Contemporary anarchism

Contemporary anarchism is a political ideology that advocates for a society without a centralized state, hierarchical structures, or systems of domination. Anarchists seek to abolish all forms of authority, including government, capitalism, and religion, and create a society based on cooperation, mutual aid, and voluntary association. In this essay, we will discuss the origins of contemporary anarchism, its key principles, and its relevance in today’s world.

Anarchism as a political philosophy emerged in the mid-19th century as a response to the industrial revolution and the rise of capitalism. Anarchists rejected the idea that the state or any other authority should have control over individuals and communities. They believed that the state was an oppressive institution that perpetuated inequality and social injustice, and that individuals should be free to organize themselves according to their own needs and desires.

The key principles of contemporary anarchism include anti-authoritarianism, mutual aid, direct action, and prefigurative politics. Anti-authoritarianism is the belief that individuals should have the freedom to live their lives as they see fit, without interference from the state or other authorities. Mutual aid is the principle that individuals and communities should help each other out of a sense of solidarity and compassion, rather than out of obligation or self-interest. Direct action is the use of nonviolent resistance and civil disobedience to challenge unjust laws and social norms. Prefigurative politics is the practice of creating within the present society the kind of institutions and relationships that anarchists envision for the future.

Contemporary anarchists have been involved in a wide range of social and political movements, including environmentalism, anti-globalization, and anti-racism. Anarchists have also played an important role in recent protests and uprisings around the world, such as the Occupy movement, the Arab Spring, and the Black Lives Matter movement. Anarchist ideas and tactics have also been influential in the development of the Zapatista movement in Mexico and the Rojava Revolution in Syria.

Anarchist approaches to social change emphasize the importance of grassroots organizing, direct democracy, and collective action. Anarchists believe that change must come from the bottom up, through the self-organization and empowerment of individuals and communities. They reject the idea that change can be achieved through electoral politics or the reform of existing institutions, which they see as inherently oppressive and corrupt.
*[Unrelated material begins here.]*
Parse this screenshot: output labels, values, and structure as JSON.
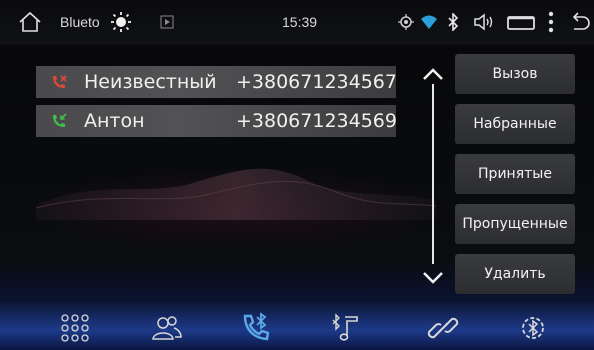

Despite its historical and ongoing influence, contemporary anarchism has been subject to misconceptions and misrepresentations. Anarchism is often associated with violence, chaos, and nihilism, but this view ignores the long tradition of nonviolent and constructive anarchist activism. Anarchists have been involved in countless acts of social and environmental justice, ranging from community gardens and cooperative housing to workers’ strikes and anti-fascist resistance.

In conclusion, contemporary anarchism is a political ideology that promotes a vision of a society based on freedom, equality, and solidarity. Its key principles of anti-authoritarianism, mutual aid, direct action, and prefigurative politics have inspired countless individuals and communities around the world to challenge oppressive and unjust systems of power. While anarchism may be subject to misconceptions and misrepresentations, its relevance and importance in today’s world cannot be denied. As we face urgent global crises, such as climate change, economic inequality, and authoritarianism, anarchist ideas and practices offer a powerful and inspiring vision of a better world.